REQUIRED ACTION:
Exactly as written, set down each line of the data below except its pictures.

SUPPLIED MATERIAL:
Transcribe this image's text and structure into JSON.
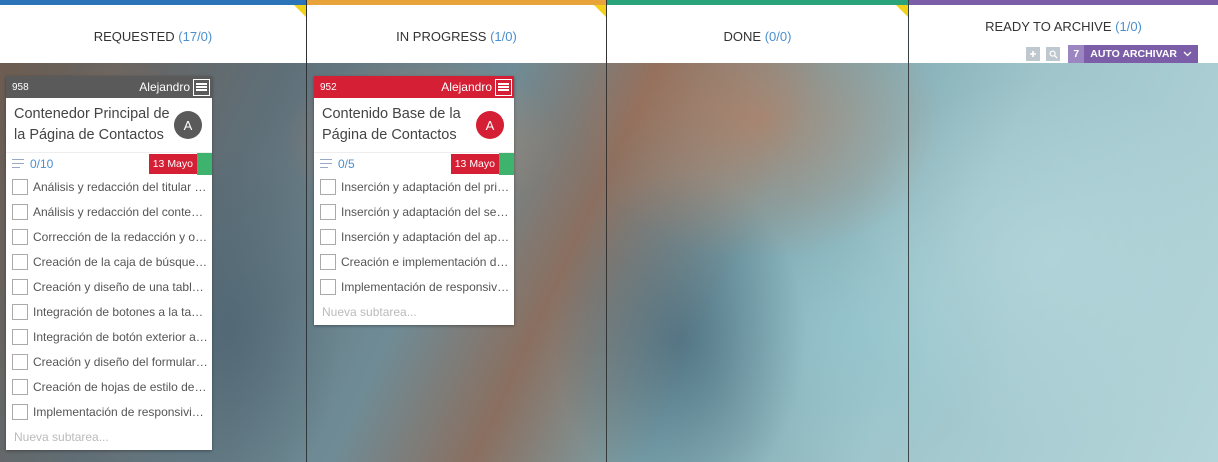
{
  "colors": {
    "requested": "#2b74b8",
    "in_progress": "#e8a43a",
    "done": "#2aa37a",
    "ready_to_archive": "#7b5ea7",
    "card_dark": "#5a5a5a",
    "card_red": "#d41f34"
  },
  "columns": [
    {
      "title": "REQUESTED",
      "count": "(17/0)"
    },
    {
      "title": "IN PROGRESS",
      "count": "(1/0)"
    },
    {
      "title": "DONE",
      "count": "(0/0)"
    },
    {
      "title": "READY TO ARCHIVE",
      "count": "(1/0)"
    }
  ],
  "archive_tools": {
    "auto_count": "7",
    "auto_label": "AUTO ARCHIVAR",
    "chevron_icon": "chevron-down-icon",
    "add_icon": "plus-icon",
    "search_icon": "search-icon"
  },
  "cards": [
    {
      "id": "958",
      "assignee": "Alejandro",
      "title": "Contenedor Principal de la Página de Contactos",
      "avatar": "A",
      "progress": "0/10",
      "due": "13 Mayo",
      "subtasks": [
        "Análisis y redacción del titular de la página",
        "Análisis y redacción del contenido de la página",
        "Corrección de la redacción y ortografía",
        "Creación de la caja de búsqueda",
        "Creación y diseño de una tabla de contactos",
        "Integración de botones a la tabla de contactos",
        "Integración de botón exterior a la tabla",
        "Creación y diseño del formulario de contacto",
        "Creación de hojas de estilo del contenedor",
        "Implementación de responsividad"
      ],
      "new_subtask_placeholder": "Nueva subtarea..."
    },
    {
      "id": "952",
      "assignee": "Alejandro",
      "title": "Contenido Base de la Página de Contactos",
      "avatar": "A",
      "progress": "0/5",
      "due": "13 Mayo",
      "subtasks": [
        "Inserción y adaptación del primer bloque",
        "Inserción y adaptación del segundo bloque",
        "Inserción y adaptación del apartado final",
        "Creación e implementación de estilos",
        "Implementación de responsividad"
      ],
      "new_subtask_placeholder": "Nueva subtarea..."
    }
  ]
}
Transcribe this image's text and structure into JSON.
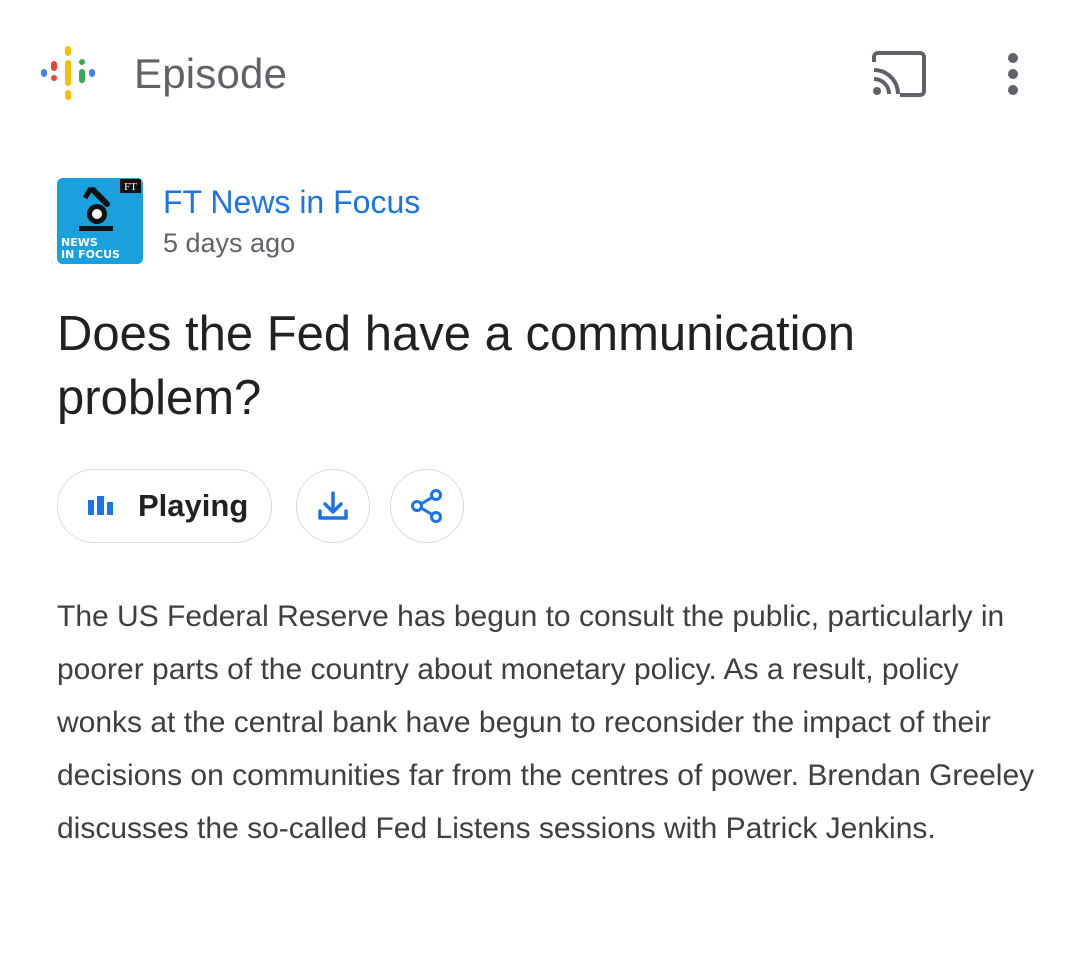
{
  "header": {
    "title": "Episode",
    "cast_icon": "cast-icon",
    "more_icon": "more-vert-icon",
    "logo_icon": "google-podcasts-logo-icon",
    "logo_colors": [
      "#4285f4",
      "#ea4335",
      "#fbbc04",
      "#34a853"
    ]
  },
  "podcast": {
    "name": "FT News in Focus",
    "age": "5 days ago",
    "art_label_line1": "NEWS",
    "art_label_line2": "IN FOCUS",
    "art_badge": "FT",
    "art_color": "#1aa0dc"
  },
  "episode": {
    "title": "Does the Fed have a communication problem?",
    "description": "The US Federal Reserve has begun to consult the public, particularly in poorer parts of the country about monetary policy. As a result, policy wonks at the central bank have begun to reconsider the impact of their decisions on communities far from the centres of power. Brendan Greeley discusses the so-called Fed Listens sessions with Patrick Jenkins."
  },
  "actions": {
    "play_label": "Playing",
    "play_icon": "equalizer-icon",
    "download_icon": "download-icon",
    "share_icon": "share-icon",
    "accent_color": "#1a73e8"
  }
}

COMPLETED EXERCISE:
Transcribe this image's text and structure into JSON.
{
  "colors": {
    "requested": "#2b74b8",
    "in_progress": "#e8a43a",
    "done": "#2aa37a",
    "ready_to_archive": "#7b5ea7",
    "card_dark": "#5a5a5a",
    "card_red": "#d41f34"
  },
  "columns": [
    {
      "title": "REQUESTED",
      "count": "(17/0)"
    },
    {
      "title": "IN PROGRESS",
      "count": "(1/0)"
    },
    {
      "title": "DONE",
      "count": "(0/0)"
    },
    {
      "title": "READY TO ARCHIVE",
      "count": "(1/0)"
    }
  ],
  "archive_tools": {
    "auto_count": "7",
    "auto_label": "AUTO ARCHIVAR",
    "chevron_icon": "chevron-down-icon",
    "add_icon": "plus-icon",
    "search_icon": "search-icon"
  },
  "cards": [
    {
      "id": "958",
      "assignee": "Alejandro",
      "title": "Contenedor Principal de la Página de Contactos",
      "avatar": "A",
      "progress": "0/10",
      "due": "13 Mayo",
      "subtasks": [
        "Análisis y redacción del titular de la página",
        "Análisis y redacción del contenido de la página",
        "Corrección de la redacción y ortografía",
        "Creación de la caja de búsqueda",
        "Creación y diseño de una tabla de contactos",
        "Integración de botones a la tabla de contactos",
        "Integración de botón exterior a la tabla",
        "Creación y diseño del formulario de contacto",
        "Creación de hojas de estilo del contenedor",
        "Implementación de responsividad"
      ],
      "new_subtask_placeholder": "Nueva subtarea..."
    },
    {
      "id": "952",
      "assignee": "Alejandro",
      "title": "Contenido Base de la Página de Contactos",
      "avatar": "A",
      "progress": "0/5",
      "due": "13 Mayo",
      "subtasks": [
        "Inserción y adaptación del primer bloque",
        "Inserción y adaptación del segundo bloque",
        "Inserción y adaptación del apartado final",
        "Creación e implementación de estilos",
        "Implementación de responsividad"
      ],
      "new_subtask_placeholder": "Nueva subtarea..."
    }
  ]
}
Transcribe this image's text and structure into JSON.
{
  "header": {
    "title": "Episode",
    "cast_icon": "cast-icon",
    "more_icon": "more-vert-icon",
    "logo_icon": "google-podcasts-logo-icon",
    "logo_colors": [
      "#4285f4",
      "#ea4335",
      "#fbbc04",
      "#34a853"
    ]
  },
  "podcast": {
    "name": "FT News in Focus",
    "age": "5 days ago",
    "art_label_line1": "NEWS",
    "art_label_line2": "IN FOCUS",
    "art_badge": "FT",
    "art_color": "#1aa0dc"
  },
  "episode": {
    "title": "Does the Fed have a communication problem?",
    "description": "The US Federal Reserve has begun to consult the public, particularly in poorer parts of the country about monetary policy. As a result, policy wonks at the central bank have begun to reconsider the impact of their decisions on communities far from the centres of power. Brendan Greeley discusses the so-called Fed Listens sessions with Patrick Jenkins."
  },
  "actions": {
    "play_label": "Playing",
    "play_icon": "equalizer-icon",
    "download_icon": "download-icon",
    "share_icon": "share-icon",
    "accent_color": "#1a73e8"
  }
}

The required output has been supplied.